However, because it is so tall, it pauses potential danger to the houses near it. It can be cut professionally, of course, but it would mean tagging it to fall on an adjacent piece of land that doesn’t belong to the tree owner.
And because it is clearly a valuable tree, the land owner will almost certainly demand a cut of the sale price of the mvule.
And the tree owner would find that morally indefensible. So the mvule stands.
In the Museveni president for life project, the Constitutional Court ran into a mvule tree problem. A Big Man who has been in power for 32 years as Museveni has, stays in power because inertia favours him.
If you look around Africa, leaders who have been in the chair for that long have almost never been ousted at elections or by courts.
First, they rarely die in office, so the Grim Reaper is not an ally in the fight against a president-for-life.
However, disease and age – and related senility – are. Consider the case of DR Congo’s Mobutu Sese Seko in 1997. In power for 32 years, he was ravaged by cancer, weakening him and sapping his mind, as Congolese rebels backed by a Rwanda-led consortium, took to war against him.

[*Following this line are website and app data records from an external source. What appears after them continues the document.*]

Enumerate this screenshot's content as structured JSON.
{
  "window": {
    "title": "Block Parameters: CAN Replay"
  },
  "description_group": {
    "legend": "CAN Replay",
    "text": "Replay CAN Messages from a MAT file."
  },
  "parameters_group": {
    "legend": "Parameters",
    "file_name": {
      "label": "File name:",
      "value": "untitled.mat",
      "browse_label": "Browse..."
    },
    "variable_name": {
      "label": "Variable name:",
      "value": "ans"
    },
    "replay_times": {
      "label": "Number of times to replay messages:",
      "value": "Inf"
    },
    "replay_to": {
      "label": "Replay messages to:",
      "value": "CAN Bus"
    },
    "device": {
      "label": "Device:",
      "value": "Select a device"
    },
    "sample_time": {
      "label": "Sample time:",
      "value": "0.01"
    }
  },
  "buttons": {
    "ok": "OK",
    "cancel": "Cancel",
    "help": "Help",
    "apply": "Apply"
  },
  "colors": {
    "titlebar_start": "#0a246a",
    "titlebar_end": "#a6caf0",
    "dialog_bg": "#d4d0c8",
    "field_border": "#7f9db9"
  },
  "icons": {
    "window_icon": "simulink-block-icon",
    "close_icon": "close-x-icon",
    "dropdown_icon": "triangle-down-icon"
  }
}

He then inevitably made a series of bad decisions, including relying on his family as his war cabinet, to save his regime and failed.
In Zimbabwe, age, and ill-health did the same to Robert Mugabe. At 93, and in power for 37 years, his decision-making was in the gutter. He ran down the economy, tried to manoeuvre his wife Grace to succeed him, and antagonised the securocrats in the military and ruling Zanu-PF by sacking and trying to murder now-president Emmerson Mnangagwa, who was their representative at the high table. They combined to kick him out.
As Big Men (and people in general) age, they tend to rely more on family. As Mobutu, Mugabe, and Muammar Gadaffi in Libya and Hosni Mubarak in Egypt taught us, that reliance on family has revolutionary seeds in it because it hastens the Big Man’s and his regime’s demise.
So while longevity breeds advantages for strongmen, we should also pray that they have a long life marked by ill-health, that they become senile, rely more on family in their sunset years, and the courts allow them to go forward and self-destruct.
Mr Onyango-Obbo is the publisher of Africa
datavisualiser Africapedia.com and explainer site Roguechiefs.com. Twitter@cobbo3